“Adelaide” is an entry from The End of The World Book by Alistair McCartney, an encyclopedia of stories and memories and obsessions, forthcoming from The University of Wisconsin Press, March 08.
For a long time now, Adelaide, the capital city of South Australia, has been known as the city of churches. The ratio of parishes to citizens is slightly alarming; everywhere you look you see a spire or a steeple grazing the sky.
In the 1970’s, this moniker was replaced by one of a more sinister nature. A spate of abductions, rapes and murders of young boys led to Adelaide being dubbed the city of boy killers. Delicate corpses were found in champagne crates. Politicians were involved.
Yet for me, Adelaide is the city of my mother, the city in which she was born on New Years Day, 1928.
Sometimes, my mother dreams that once again she is back in Adelaide, and the world has ended. She wanders through the city, whose ruins are still smoldering, hot to the touch.
She finds herself back at the house in which she grew up, but the house is gone; nothing remains, except for the long porch that wrapped around the house, and on which she spent many an evening, but which now wraps itself around nothing, as if nothing were a kind of gift.
About the Author

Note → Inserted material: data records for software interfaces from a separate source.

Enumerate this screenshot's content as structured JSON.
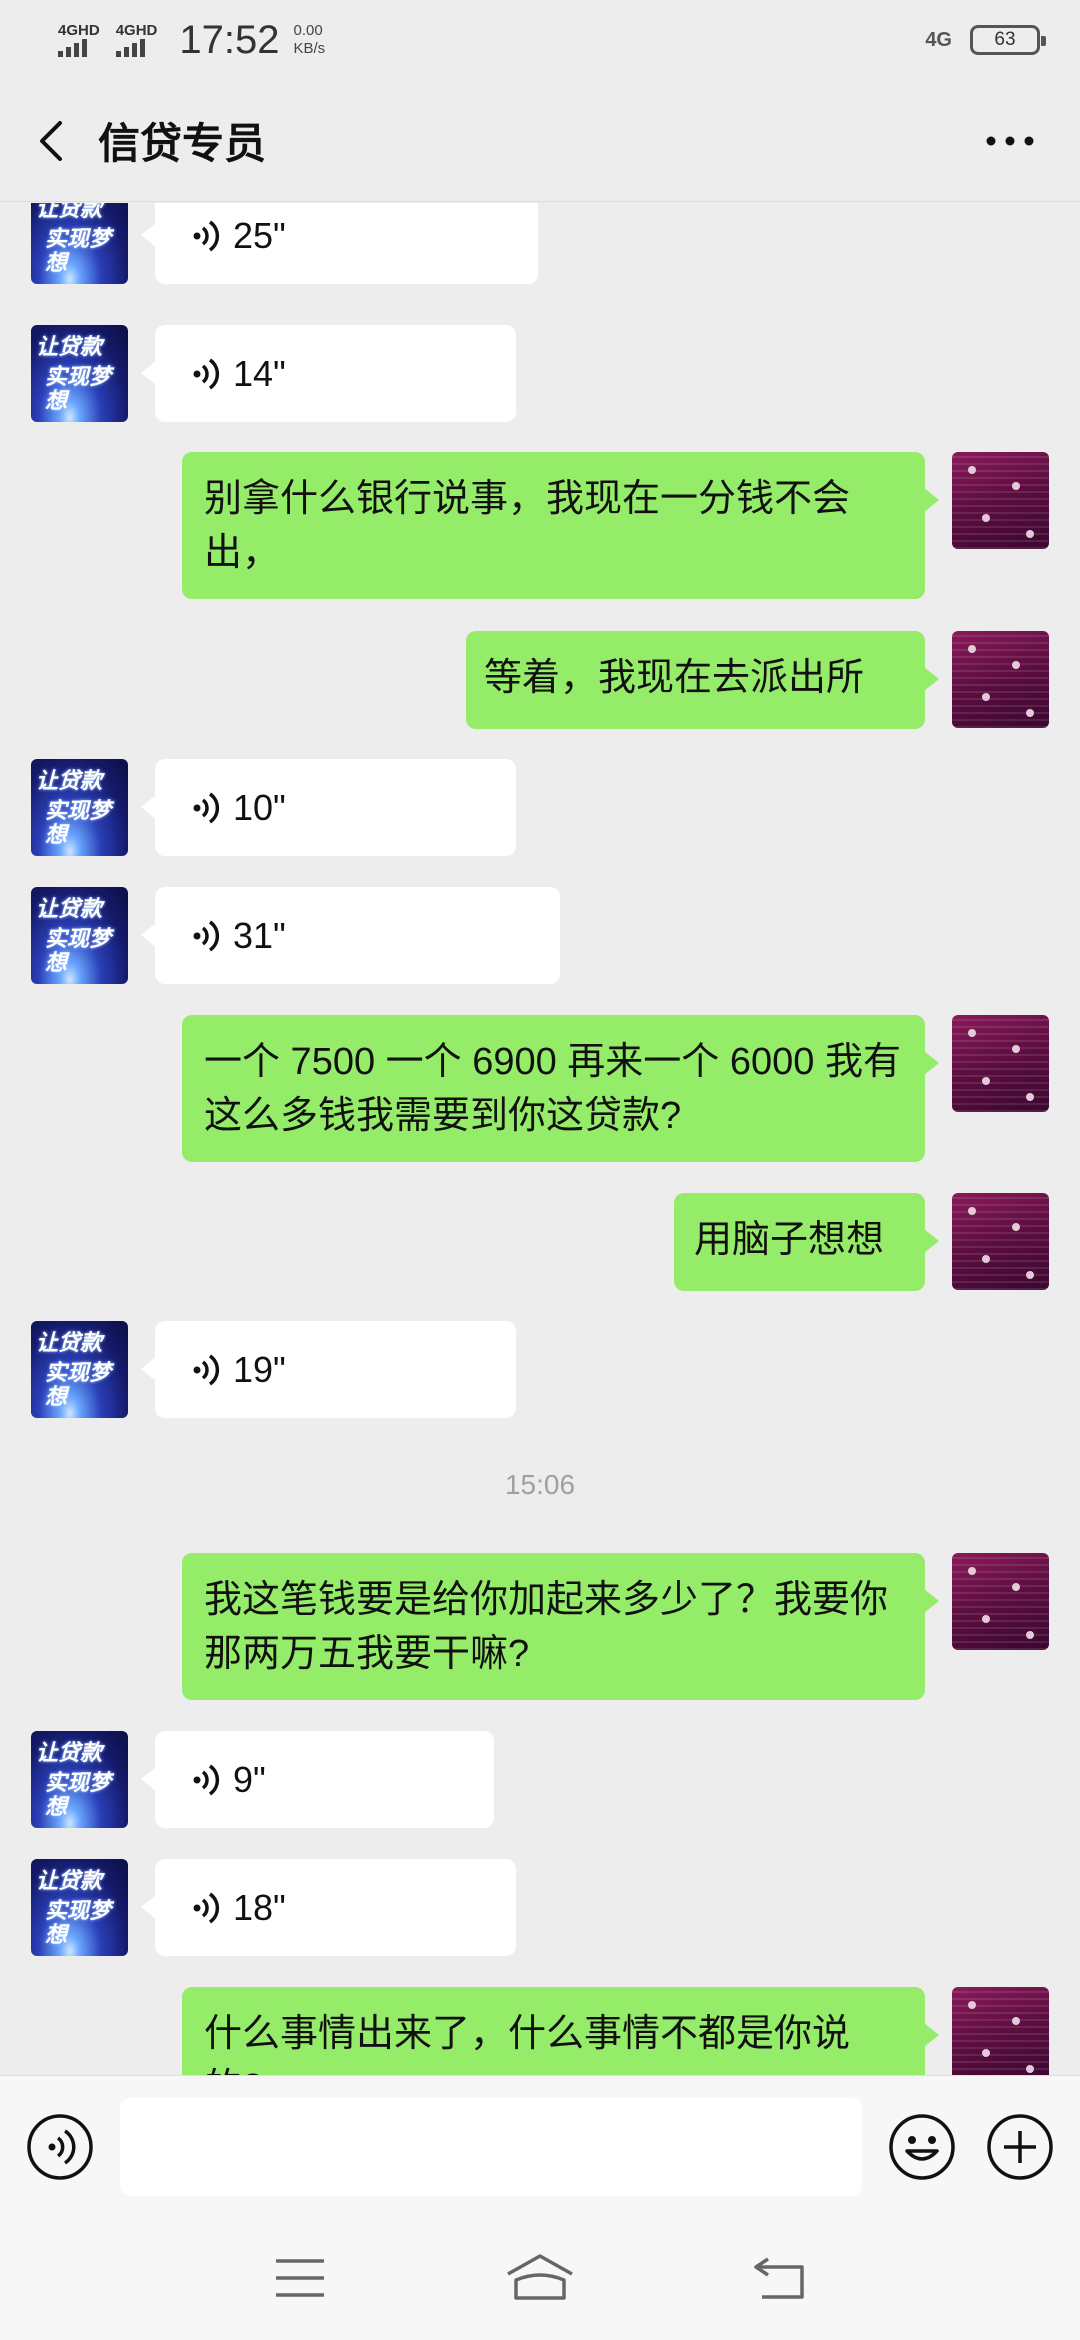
{
  "status_bar": {
    "sim1": "4GHD",
    "sim2": "4GHD",
    "time": "17:52",
    "net_speed": "0.00",
    "net_unit": "KB/s",
    "network": "4G",
    "battery": "63"
  },
  "header": {
    "title": "信贷专员",
    "back_icon": "chevron-left-icon",
    "more_icon": "more-dots-icon"
  },
  "avatars": {
    "bot_lines": [
      "让贷款",
      "实现梦想"
    ]
  },
  "messages": [
    {
      "type": "voice",
      "side": "in",
      "duration": "25\""
    },
    {
      "type": "voice",
      "side": "in",
      "duration": "14\""
    },
    {
      "type": "text",
      "side": "out",
      "text": "别拿什么银行说事，我现在一分钱不会出，"
    },
    {
      "type": "text",
      "side": "out",
      "text": "等着，我现在去派出所"
    },
    {
      "type": "voice",
      "side": "in",
      "duration": "10\""
    },
    {
      "type": "voice",
      "side": "in",
      "duration": "31\""
    },
    {
      "type": "text",
      "side": "out",
      "text": "一个 7500 一个 6900 再来一个 6000 我有这么多钱我需要到你这贷款?"
    },
    {
      "type": "text",
      "side": "out",
      "text": "用脑子想想"
    },
    {
      "type": "voice",
      "side": "in",
      "duration": "19\""
    },
    {
      "type": "time",
      "text": "15:06"
    },
    {
      "type": "text",
      "side": "out",
      "text": "我这笔钱要是给你加起来多少了？我要你那两万五我要干嘛?"
    },
    {
      "type": "voice",
      "side": "in",
      "duration": "9\""
    },
    {
      "type": "voice",
      "side": "in",
      "duration": "18\""
    },
    {
      "type": "text",
      "side": "out",
      "text": "什么事情出来了，什么事情不都是你说的?"
    }
  ],
  "input_bar": {
    "voice_icon": "voice-input-icon",
    "input_value": "",
    "emoji_icon": "emoji-icon",
    "plus_icon": "plus-icon"
  },
  "nav_bar": {
    "menu_icon": "menu-icon",
    "home_icon": "home-icon",
    "back_icon": "back-arrow-icon"
  }
}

Alistair McCartney teaches creative writing and a variety of literature and humanities courses in the B.A. Program at Antioch University Los Angeles and at Antioch University Santa Barbara. His work has appeared in Fence, The James White Review , Gay and Lesbian Review, and other literary journals, as well as in a number of fiction and creative nonfiction anthologies, including Between Men and Wonderlands (University of Wisconsin Press.) His first novel, The End of the World Book, will be published in March 08, also by the University of Wisconsin Press.